On the other hand, Penry says he is mildly stunned by the number of unaffiliated voters who have participated so far. “With 60,000 independent voters having cast ballots during the first week of the first year of the new law, it’s pretty clear that the change voters made last year is a lot more than mere symbolism,” he says. “Open primaries are going to play a significant role in shaping primaries in the future, and even in a significant and surprising way this first year.”
The easy and obvious guess, though, is that the races will be decided more by the undecideds than the unaffiliateds. The polling has Polis and Stapleton each up by 13 points, but the undecided vote is 39 percent among Democrats and 27 percent among Republicans..
Vic Mitchell is hitting Stapleton hard with his ads and seems to have been rewarded.

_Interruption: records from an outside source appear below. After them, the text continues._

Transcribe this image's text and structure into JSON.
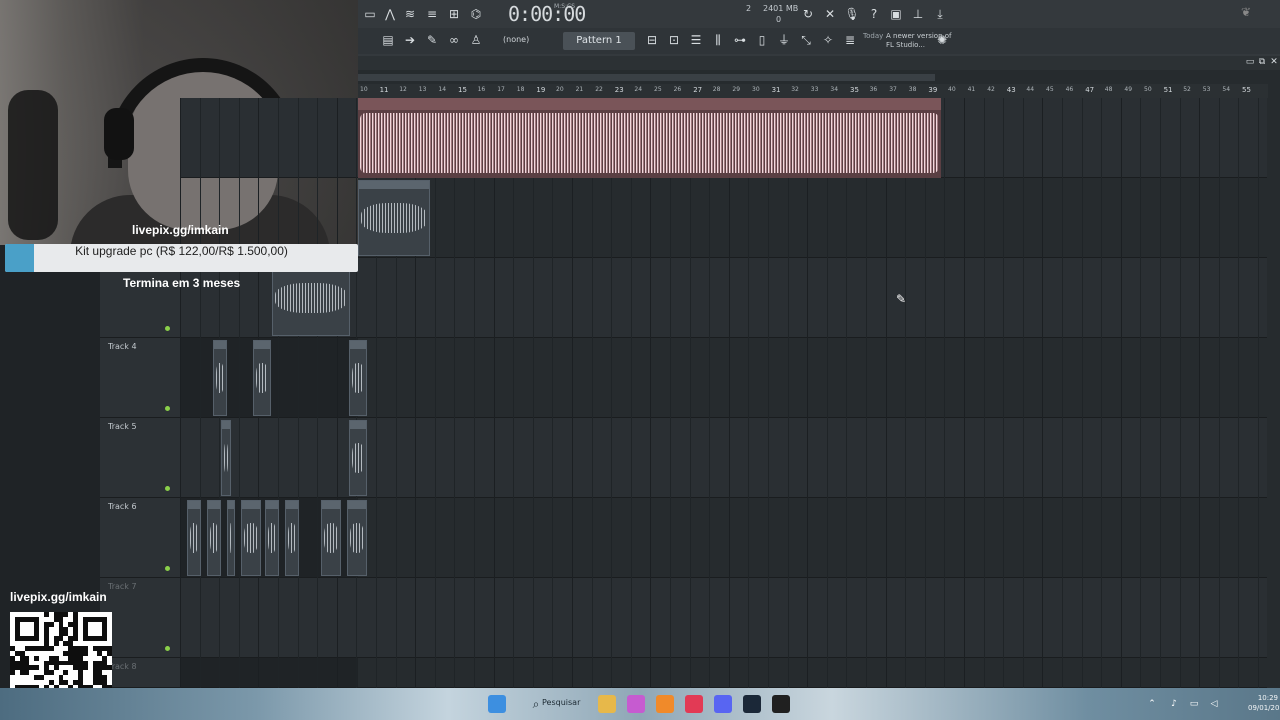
{
  "overlay": {
    "donation_link": "livepix.gg/imkain",
    "goal_label": "Kit upgrade pc (R$ 122,00/R$ 1.500,00)",
    "goal_progress_pct": 8.1,
    "goal_remaining": "Termina em 3 meses",
    "qr_label": "livepix.gg/imkain"
  },
  "toolbar": {
    "time": "0:00:00",
    "time_unit": "M:S:CS",
    "cpu": "2",
    "memory": "2401 MB",
    "voices": "0",
    "snap_value": "(none)",
    "pattern": "Pattern 1",
    "news_today": "Today",
    "news_text": "A newer version of FL Studio..."
  },
  "playlist": {
    "ruler_ticks": [
      "10",
      "11",
      "12",
      "13",
      "14",
      "15",
      "16",
      "17",
      "18",
      "19",
      "20",
      "21",
      "22",
      "23",
      "24",
      "25",
      "26",
      "27",
      "28",
      "29",
      "30",
      "31",
      "32",
      "33",
      "34",
      "35",
      "36",
      "37",
      "38",
      "39",
      "40",
      "41",
      "42",
      "43",
      "44",
      "45",
      "46",
      "47",
      "48",
      "49",
      "50",
      "51",
      "52",
      "53",
      "54",
      "55"
    ],
    "tracks": [
      {
        "name": "Track 4"
      },
      {
        "name": "Track 5"
      },
      {
        "name": "Track 6"
      },
      {
        "name": "Track 7"
      },
      {
        "name": "Track 8"
      }
    ]
  },
  "taskbar": {
    "search_label": "Pesquisar",
    "clock_time": "10:29",
    "clock_date": "09/01/2026"
  },
  "colors": {
    "accent_goal": "#4aa0c8",
    "audio_clip": "#5a3f43",
    "track_led": "#8ad04a"
  }
}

He has separated himself from the pack. I ask the panelists which candidates might do better than the polls are suggesting. It was pretty unanimous that Lopez and Johnston were the mostly likely to improve on their numbers, coming from near the back of the pack. I agree in both cases.
Most surprising to me is that the trailing Dems haven’t tried to help themselves by hitting Polis for spending $10.5 million of his own money so far on the race, a number that is both astonishing and predictable and will continue to dramatically rise. Is it going negative to say that the amount of money distorts the race? My guess is that Democratic voters are put off by the idea of someone trying to buy the race, which is an easy charge to make (and one, by the way, that Polis is practiced at refuting).
Silverii thinks that the charge would backfire. “Johnston can’t talk about money because it brings up questions about where his is coming from (a lot of people who live in states that end in -fornia and -ork), and Cary can’t talk about money because then people will ask her how much she has and why isn’t it more. Same for Donna, quite frankly.”
But Salazar has a different take. His guess is that it doesn’t poll well, but that occasionally candidates have to ignore the polls.
“My best guess is that their polling shows this does not ‘pop’ as a fruitful line of attack. An example of conventional poll-driven tactics likely missing something voters could be persuaded to care about if it surfaced as a line of attack,” Salazar says, “Instead of looking for the issue to ‘pop’ – make it ‘pop.’”
Watson says she’s surprised, too. “But you can bet,” she says, assuming Polis wins the primary, “it will come up in the fall.”
And now onto the second-to-last rankings before the June 26 primary:
1. Walker Stapleton. Many people (OK, mainly Dick Wadhams) are underwhelmed by Stapleton’s performance so far, which is why someone started calling him Stumbleton. He hasn’t shown well in the debates, or at least the ones he hasn’t skipped. But I don’t know of anyone, in Politico World at least, who doesn’t think he’s winning.
2. Victor Mitchell. The polls show he has separated himself from the pack, but still trailing Stapleton significantly. But if Lopez is, in fact, gaining, who’s he taking votes from — Stapleton or Mitchell?
4. Doug Robinson. Penry says he knows a lot of “very smart, informed” people who have voted for Robinson. Maybe that’s the problem. Can you win only with smart and informed people? Magellan Strategies has him polling at 4 percent.
1. Jared Polis. According to the polls, he seems to have withstood the negative ads on vouchers, probably with inadvertent help from Hickenlooper. And if people aren’t just sick of seeing his face so often on TV, he has to be the clear favorite in the stretch run.
Panelists: Big-shot GOP strategist Josh Penry, principal at EIS; long-time Dem strategist and Hancock chief of staff Alan Salazar; ProgressNow progressive Ian Silverii; GOP strategist, and always good quote, Cinamon Watson, principal at Blueprint Strategies— and, of course, me.